Where a record holds a picture, leave the picture out; otherwise repeat every record exactly.

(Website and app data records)
⁂
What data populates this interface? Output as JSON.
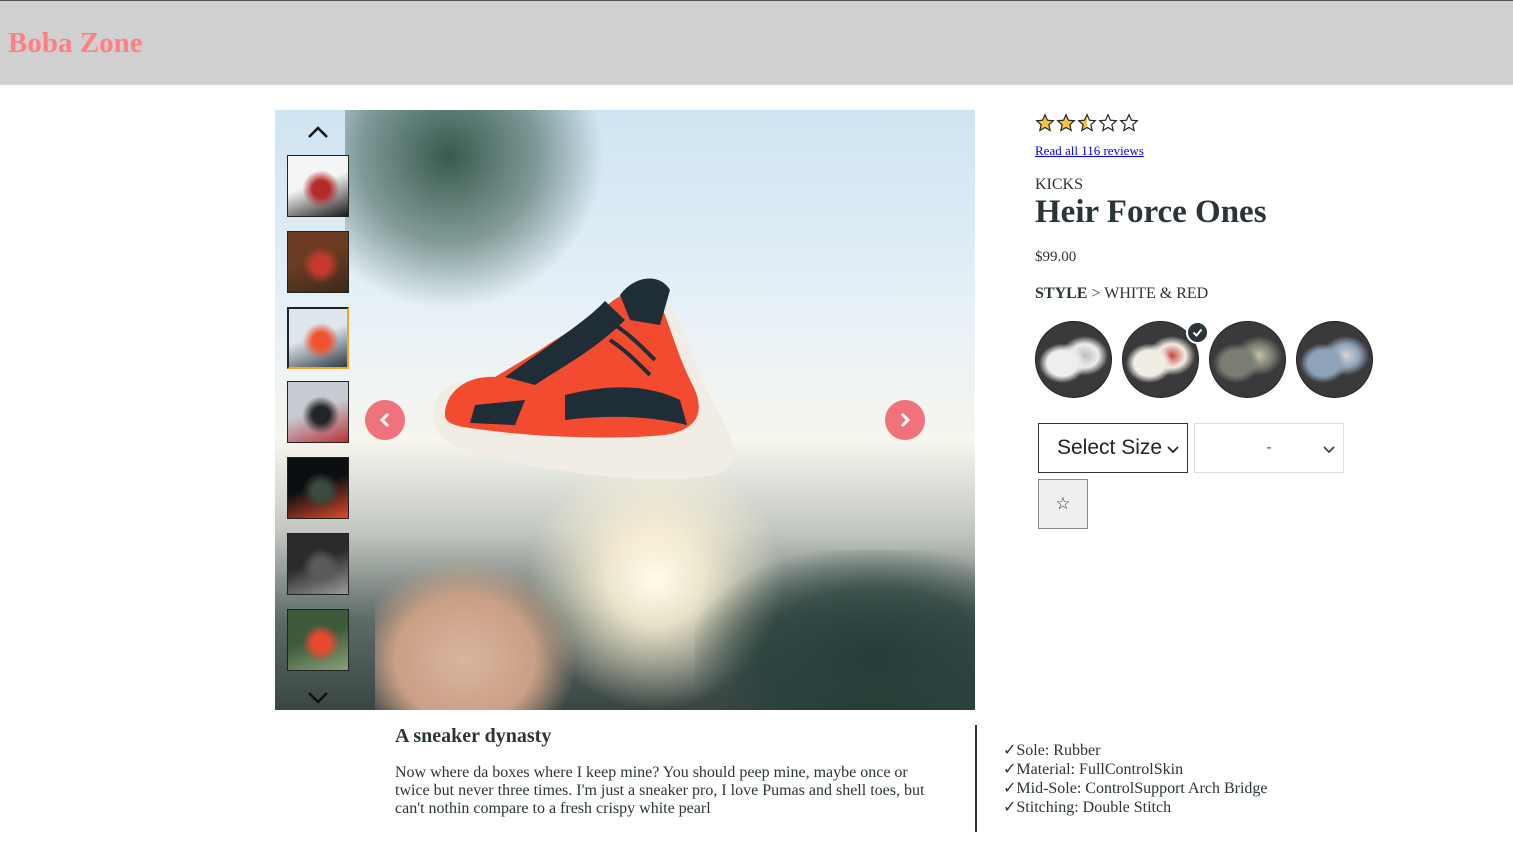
{
  "header": {
    "brand": "Boba Zone"
  },
  "gallery": {
    "thumbnails": [
      {
        "name": "thumb-1",
        "colors": [
          "#f5f5f5",
          "#b52a2a",
          "#1a1a1a"
        ]
      },
      {
        "name": "thumb-2",
        "colors": [
          "#6b3b22",
          "#c43a2e",
          "#3a2a1a"
        ]
      },
      {
        "name": "thumb-3",
        "colors": [
          "#dde6ee",
          "#f0532f",
          "#2d3b44"
        ]
      },
      {
        "name": "thumb-4",
        "colors": [
          "#c7ccd2",
          "#222427",
          "#b9323a"
        ]
      },
      {
        "name": "thumb-5",
        "colors": [
          "#0b0f12",
          "#3a4a3e",
          "#e14a2a"
        ]
      },
      {
        "name": "thumb-6",
        "colors": [
          "#2b2b2b",
          "#5a5a5a",
          "#9a9a9a"
        ]
      },
      {
        "name": "thumb-7",
        "colors": [
          "#3d5a3a",
          "#e84a2e",
          "#8aa07a"
        ]
      }
    ],
    "active_thumbnail": 2,
    "accent": "#f0727a"
  },
  "product": {
    "rating": 2.5,
    "rating_max": 5,
    "reviews_link": "Read all 116 reviews",
    "category": "KICKS",
    "name": "Heir Force Ones",
    "price": "$99.00",
    "style_label": "STYLE",
    "style_separator": ">",
    "style_value": "WHITE & RED",
    "styles": [
      {
        "name": "style-white",
        "colors": [
          "#eeeeee",
          "#bbbbbb"
        ]
      },
      {
        "name": "style-white-red",
        "colors": [
          "#f2ede4",
          "#c9433e"
        ]
      },
      {
        "name": "style-grey-camo",
        "colors": [
          "#7a7d72",
          "#c6c0a8"
        ]
      },
      {
        "name": "style-blue-grey",
        "colors": [
          "#8fa3b8",
          "#d7d7d7"
        ]
      }
    ],
    "selected_style": 1,
    "size_select": "Select Size",
    "quantity_select": "-",
    "favorite_icon": "☆"
  },
  "description": {
    "title": "A sneaker dynasty",
    "body": "Now where da boxes where I keep mine? You should peep mine, maybe once or twice but never three times. I'm just a sneaker pro, I love Pumas and shell toes, but can't nothin compare to a fresh crispy white pearl",
    "features": [
      "Sole: Rubber",
      "Material: FullControlSkin",
      "Mid-Sole: ControlSupport Arch Bridge",
      "Stitching: Double Stitch"
    ],
    "check_glyph": "✓"
  }
}
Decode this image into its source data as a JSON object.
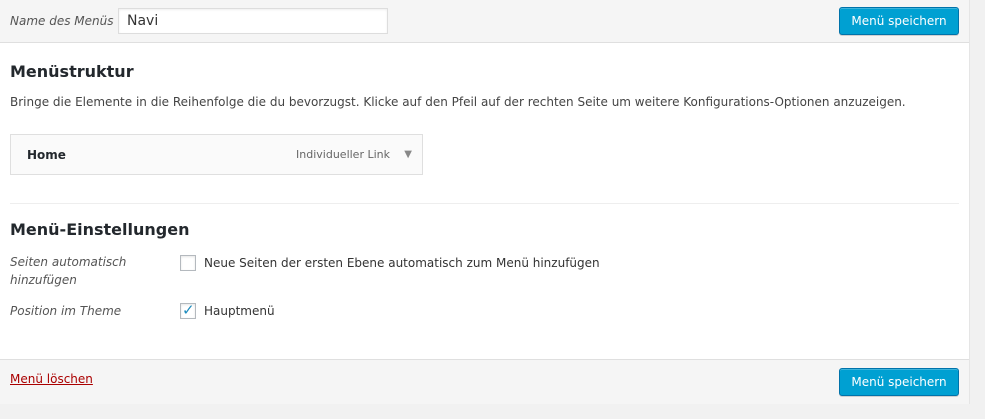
{
  "header": {
    "menu_name_label": "Name des Menüs",
    "menu_name_value": "Navi",
    "save_label": "Menü speichern"
  },
  "structure": {
    "title": "Menüstruktur",
    "description": "Bringe die Elemente in die Reihenfolge die du bevorzugst. Klicke auf den Pfeil auf der rechten Seite um weitere Konfigurations-Optionen anzuzeigen.",
    "items": [
      {
        "title": "Home",
        "type": "Individueller Link",
        "arrow_icon": "triangle-down-icon"
      }
    ]
  },
  "settings": {
    "title": "Menü-Einstellungen",
    "auto_add": {
      "label": "Seiten automatisch hinzufügen",
      "option": "Neue Seiten der ersten Ebene automatisch zum Menü hinzufügen",
      "checked": false
    },
    "position": {
      "label": "Position im Theme",
      "option": "Hauptmenü",
      "checked": true,
      "check_glyph": "✓"
    }
  },
  "footer": {
    "delete_label": "Menü löschen",
    "save_label": "Menü speichern"
  },
  "colors": {
    "primary": "#00a0d2",
    "delete": "#a00000",
    "check": "#1e8cbe"
  }
}
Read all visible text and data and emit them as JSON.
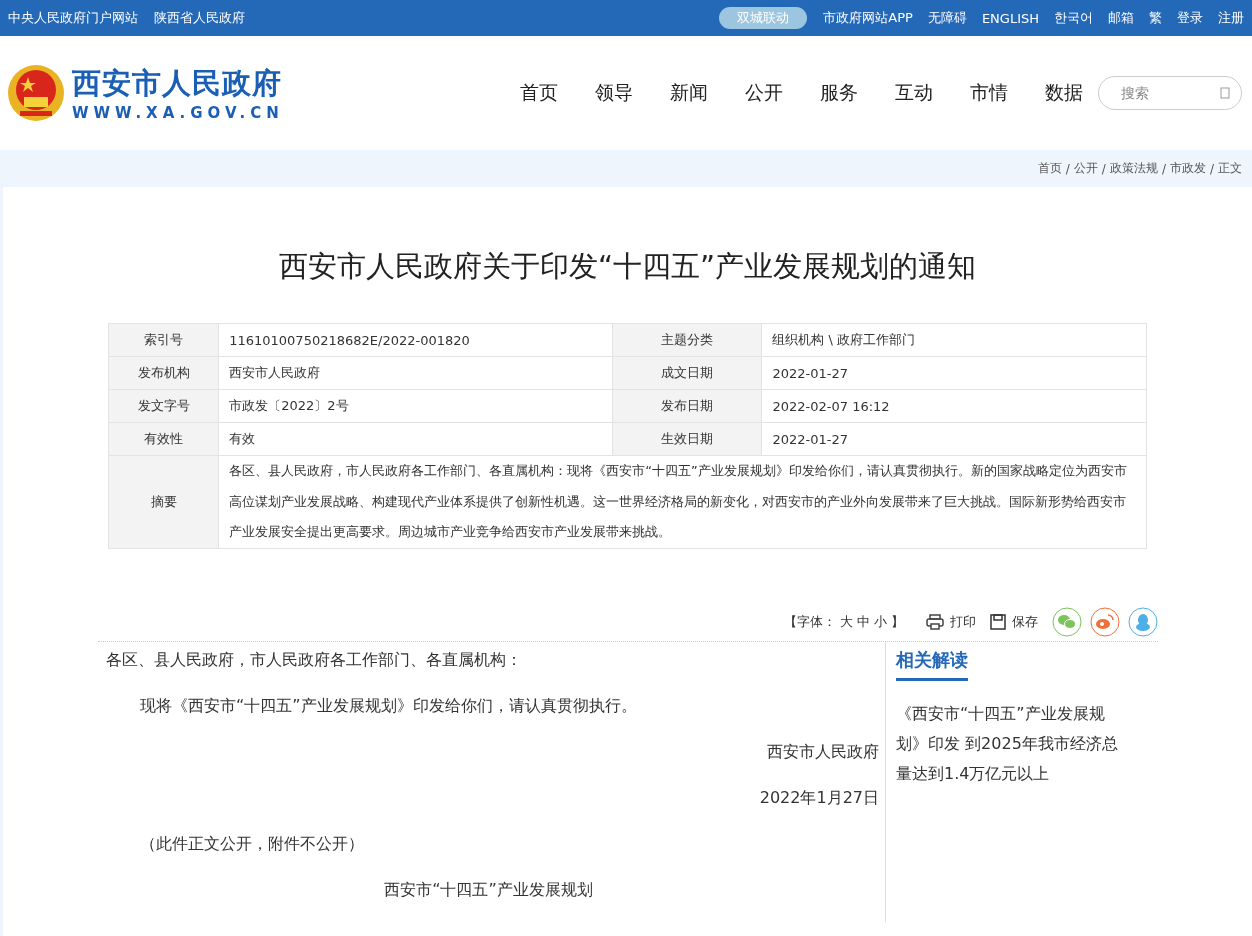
{
  "top_bar": {
    "left_links": [
      "中央人民政府门户网站",
      "陕西省人民政府"
    ],
    "pill": "双城联动",
    "right_links": [
      "市政府网站APP",
      "无障碍",
      "ENGLISH",
      "한국어",
      "邮箱",
      "繁",
      "登录",
      "注册"
    ]
  },
  "header": {
    "site_name": "西安市人民政府",
    "site_url": "WWW.XA.GOV.CN",
    "nav": [
      "首页",
      "领导",
      "新闻",
      "公开",
      "服务",
      "互动",
      "市情",
      "数据"
    ],
    "search": {
      "placeholder": "搜索"
    }
  },
  "breadcrumb": {
    "separator": "/",
    "items": [
      "首页",
      "公开",
      "政策法规",
      "市政发",
      "正文"
    ]
  },
  "article": {
    "title": "西安市人民政府关于印发“十四五”产业发展规划的通知",
    "meta": [
      {
        "label": "索引号",
        "value": "11610100750218682E/2022-001820",
        "label2": "主题分类",
        "value2": "组织机构 \\ 政府工作部门"
      },
      {
        "label": "发布机构",
        "value": "西安市人民政府",
        "label2": "成文日期",
        "value2": "2022-01-27"
      },
      {
        "label": "发文字号",
        "value": "市政发〔2022〕2号",
        "label2": "发布日期",
        "value2": "2022-02-07 16:12"
      },
      {
        "label": "有效性",
        "value": "有效",
        "label2": "生效日期",
        "value2": "2022-01-27"
      }
    ],
    "summary": {
      "label": "摘要",
      "text": "各区、县人民政府，市人民政府各工作部门、各直属机构：现将《西安市“十四五”产业发展规划》印发给你们，请认真贯彻执行。新的国家战略定位为西安市高位谋划产业发展战略、构建现代产业体系提供了创新性机遇。这一世界经济格局的新变化，对西安市的产业外向发展带来了巨大挑战。国际新形势给西安市产业发展安全提出更高要求。周边城市产业竞争给西安市产业发展带来挑战。"
    },
    "tools": {
      "font_open": "【字体：",
      "font_sizes": [
        "大",
        "中",
        "小"
      ],
      "font_close": "】",
      "print": "打印",
      "save": "保存"
    },
    "body": [
      {
        "kind": "left",
        "text": "各区、县人民政府，市人民政府各工作部门、各直属机构："
      },
      {
        "kind": "indent",
        "text": "现将《西安市“十四五”产业发展规划》印发给你们，请认真贯彻执行。"
      },
      {
        "kind": "right",
        "text": "西安市人民政府"
      },
      {
        "kind": "right",
        "text": "2022年1月27日"
      },
      {
        "kind": "indent",
        "text": "（此件正文公开，附件不公开）"
      },
      {
        "kind": "center",
        "text": "西安市“十四五”产业发展规划"
      }
    ]
  },
  "related": {
    "title": "相关解读",
    "items": [
      "《西安市“十四五”产业发展规划》印发 到2025年我市经济总量达到1.4万亿元以上"
    ]
  }
}
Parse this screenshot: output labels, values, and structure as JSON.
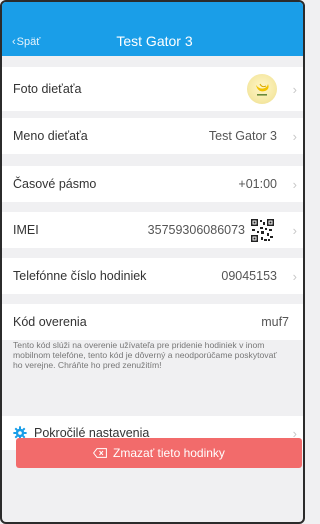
{
  "header": {
    "back_label": "Späť",
    "title": "Test Gator 3",
    "bg_color": "#1a9ee8"
  },
  "rows": {
    "photo": {
      "label": "Foto dieťaťa",
      "avatar_icon": "banana-logo-icon"
    },
    "name": {
      "label": "Meno dieťaťa",
      "value": "Test Gator 3"
    },
    "timezone": {
      "label": "Časové pásmo",
      "value": "+01:00"
    },
    "imei": {
      "label": "IMEI",
      "value": "35759306086073",
      "qr_icon": "qr-code-icon"
    },
    "phone": {
      "label": "Telefónne číslo hodiniek",
      "value": "09045153"
    },
    "code": {
      "label": "Kód overenia",
      "value": "muf7"
    }
  },
  "note": "Tento kód slúži na overenie užívateľa pre pridenie hodiniek v inom mobilnom telefóne, tento kód je dôverný a neodporúčame poskytovať ho verejne. Chráňte ho pred zenužitím!",
  "advanced": {
    "label": "Pokročilé nastavenia",
    "icon": "gear-icon"
  },
  "delete": {
    "label": "Zmazať tieto hodinky",
    "icon": "backspace-icon",
    "color": "#f26b6b"
  }
}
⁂
▶ _Response to this task_
What data populates this interface? Output as JSON.
{
  "header": {
    "brand": "Boba Zone"
  },
  "gallery": {
    "thumbnails": [
      {
        "name": "thumb-1",
        "colors": [
          "#f5f5f5",
          "#b52a2a",
          "#1a1a1a"
        ]
      },
      {
        "name": "thumb-2",
        "colors": [
          "#6b3b22",
          "#c43a2e",
          "#3a2a1a"
        ]
      },
      {
        "name": "thumb-3",
        "colors": [
          "#dde6ee",
          "#f0532f",
          "#2d3b44"
        ]
      },
      {
        "name": "thumb-4",
        "colors": [
          "#c7ccd2",
          "#222427",
          "#b9323a"
        ]
      },
      {
        "name": "thumb-5",
        "colors": [
          "#0b0f12",
          "#3a4a3e",
          "#e14a2a"
        ]
      },
      {
        "name": "thumb-6",
        "colors": [
          "#2b2b2b",
          "#5a5a5a",
          "#9a9a9a"
        ]
      },
      {
        "name": "thumb-7",
        "colors": [
          "#3d5a3a",
          "#e84a2e",
          "#8aa07a"
        ]
      }
    ],
    "active_thumbnail": 2,
    "accent": "#f0727a"
  },
  "product": {
    "rating": 2.5,
    "rating_max": 5,
    "reviews_link": "Read all 116 reviews",
    "category": "KICKS",
    "name": "Heir Force Ones",
    "price": "$99.00",
    "style_label": "STYLE",
    "style_separator": ">",
    "style_value": "WHITE & RED",
    "styles": [
      {
        "name": "style-white",
        "colors": [
          "#eeeeee",
          "#bbbbbb"
        ]
      },
      {
        "name": "style-white-red",
        "colors": [
          "#f2ede4",
          "#c9433e"
        ]
      },
      {
        "name": "style-grey-camo",
        "colors": [
          "#7a7d72",
          "#c6c0a8"
        ]
      },
      {
        "name": "style-blue-grey",
        "colors": [
          "#8fa3b8",
          "#d7d7d7"
        ]
      }
    ],
    "selected_style": 1,
    "size_select": "Select Size",
    "quantity_select": "-",
    "favorite_icon": "☆"
  },
  "description": {
    "title": "A sneaker dynasty",
    "body": "Now where da boxes where I keep mine? You should peep mine, maybe once or twice but never three times. I'm just a sneaker pro, I love Pumas and shell toes, but can't nothin compare to a fresh crispy white pearl",
    "features": [
      "Sole: Rubber",
      "Material: FullControlSkin",
      "Mid-Sole: ControlSupport Arch Bridge",
      "Stitching: Double Stitch"
    ],
    "check_glyph": "✓"
  }
}
Decode this image into its source data as a JSON object.
{
  "header": {
    "menu_name_label": "Name des Menüs",
    "menu_name_value": "Navi",
    "save_label": "Menü speichern"
  },
  "structure": {
    "title": "Menüstruktur",
    "description": "Bringe die Elemente in die Reihenfolge die du bevorzugst. Klicke auf den Pfeil auf der rechten Seite um weitere Konfigurations-Optionen anzuzeigen.",
    "items": [
      {
        "title": "Home",
        "type": "Individueller Link",
        "arrow_icon": "triangle-down-icon"
      }
    ]
  },
  "settings": {
    "title": "Menü-Einstellungen",
    "auto_add": {
      "label": "Seiten automatisch hinzufügen",
      "option": "Neue Seiten der ersten Ebene automatisch zum Menü hinzufügen",
      "checked": false
    },
    "position": {
      "label": "Position im Theme",
      "option": "Hauptmenü",
      "checked": true,
      "check_glyph": "✓"
    }
  },
  "footer": {
    "delete_label": "Menü löschen",
    "save_label": "Menü speichern"
  },
  "colors": {
    "primary": "#00a0d2",
    "delete": "#a00000",
    "check": "#1e8cbe"
  }
}
Read all visible text and data and emit them as JSON.
{
  "top_bar": {
    "left_links": [
      "中央人民政府门户网站",
      "陕西省人民政府"
    ],
    "pill": "双城联动",
    "right_links": [
      "市政府网站APP",
      "无障碍",
      "ENGLISH",
      "한국어",
      "邮箱",
      "繁",
      "登录",
      "注册"
    ]
  },
  "header": {
    "site_name": "西安市人民政府",
    "site_url": "WWW.XA.GOV.CN",
    "nav": [
      "首页",
      "领导",
      "新闻",
      "公开",
      "服务",
      "互动",
      "市情",
      "数据"
    ],
    "search": {
      "placeholder": "搜索"
    }
  },
  "breadcrumb": {
    "separator": "/",
    "items": [
      "首页",
      "公开",
      "政策法规",
      "市政发",
      "正文"
    ]
  },
  "article": {
    "title": "西安市人民政府关于印发“十四五”产业发展规划的通知",
    "meta": [
      {
        "label": "索引号",
        "value": "11610100750218682E/2022-001820",
        "label2": "主题分类",
        "value2": "组织机构 \\ 政府工作部门"
      },
      {
        "label": "发布机构",
        "value": "西安市人民政府",
        "label2": "成文日期",
        "value2": "2022-01-27"
      },
      {
        "label": "发文字号",
        "value": "市政发〔2022〕2号",
        "label2": "发布日期",
        "value2": "2022-02-07 16:12"
      },
      {
        "label": "有效性",
        "value": "有效",
        "label2": "生效日期",
        "value2": "2022-01-27"
      }
    ],
    "summary": {
      "label": "摘要",
      "text": "各区、县人民政府，市人民政府各工作部门、各直属机构：现将《西安市“十四五”产业发展规划》印发给你们，请认真贯彻执行。新的国家战略定位为西安市高位谋划产业发展战略、构建现代产业体系提供了创新性机遇。这一世界经济格局的新变化，对西安市的产业外向发展带来了巨大挑战。国际新形势给西安市产业发展安全提出更高要求。周边城市产业竞争给西安市产业发展带来挑战。"
    },
    "tools": {
      "font_open": "【字体：",
      "font_sizes": [
        "大",
        "中",
        "小"
      ],
      "font_close": "】",
      "print": "打印",
      "save": "保存"
    },
    "body": [
      {
        "kind": "left",
        "text": "各区、县人民政府，市人民政府各工作部门、各直属机构："
      },
      {
        "kind": "indent",
        "text": "现将《西安市“十四五”产业发展规划》印发给你们，请认真贯彻执行。"
      },
      {
        "kind": "right",
        "text": "西安市人民政府"
      },
      {
        "kind": "right",
        "text": "2022年1月27日"
      },
      {
        "kind": "indent",
        "text": "（此件正文公开，附件不公开）"
      },
      {
        "kind": "center",
        "text": "西安市“十四五”产业发展规划"
      }
    ]
  },
  "related": {
    "title": "相关解读",
    "items": [
      "《西安市“十四五”产业发展规划》印发 到2025年我市经济总量达到1.4万亿元以上"
    ]
  }
}
Parse this screenshot: output labels, values, and structure as JSON.
{
  "header": {
    "back_label": "Späť",
    "title": "Test Gator 3",
    "bg_color": "#1a9ee8"
  },
  "rows": {
    "photo": {
      "label": "Foto dieťaťa",
      "avatar_icon": "banana-logo-icon"
    },
    "name": {
      "label": "Meno dieťaťa",
      "value": "Test Gator 3"
    },
    "timezone": {
      "label": "Časové pásmo",
      "value": "+01:00"
    },
    "imei": {
      "label": "IMEI",
      "value": "35759306086073",
      "qr_icon": "qr-code-icon"
    },
    "phone": {
      "label": "Telefónne číslo hodiniek",
      "value": "09045153"
    },
    "code": {
      "label": "Kód overenia",
      "value": "muf7"
    }
  },
  "note": "Tento kód slúži na overenie užívateľa pre pridenie hodiniek v inom mobilnom telefóne, tento kód je dôverný a neodporúčame poskytovať ho verejne. Chráňte ho pred zenužitím!",
  "advanced": {
    "label": "Pokročilé nastavenia",
    "icon": "gear-icon"
  },
  "delete": {
    "label": "Zmazať tieto hodinky",
    "icon": "backspace-icon",
    "color": "#f26b6b"
  }
}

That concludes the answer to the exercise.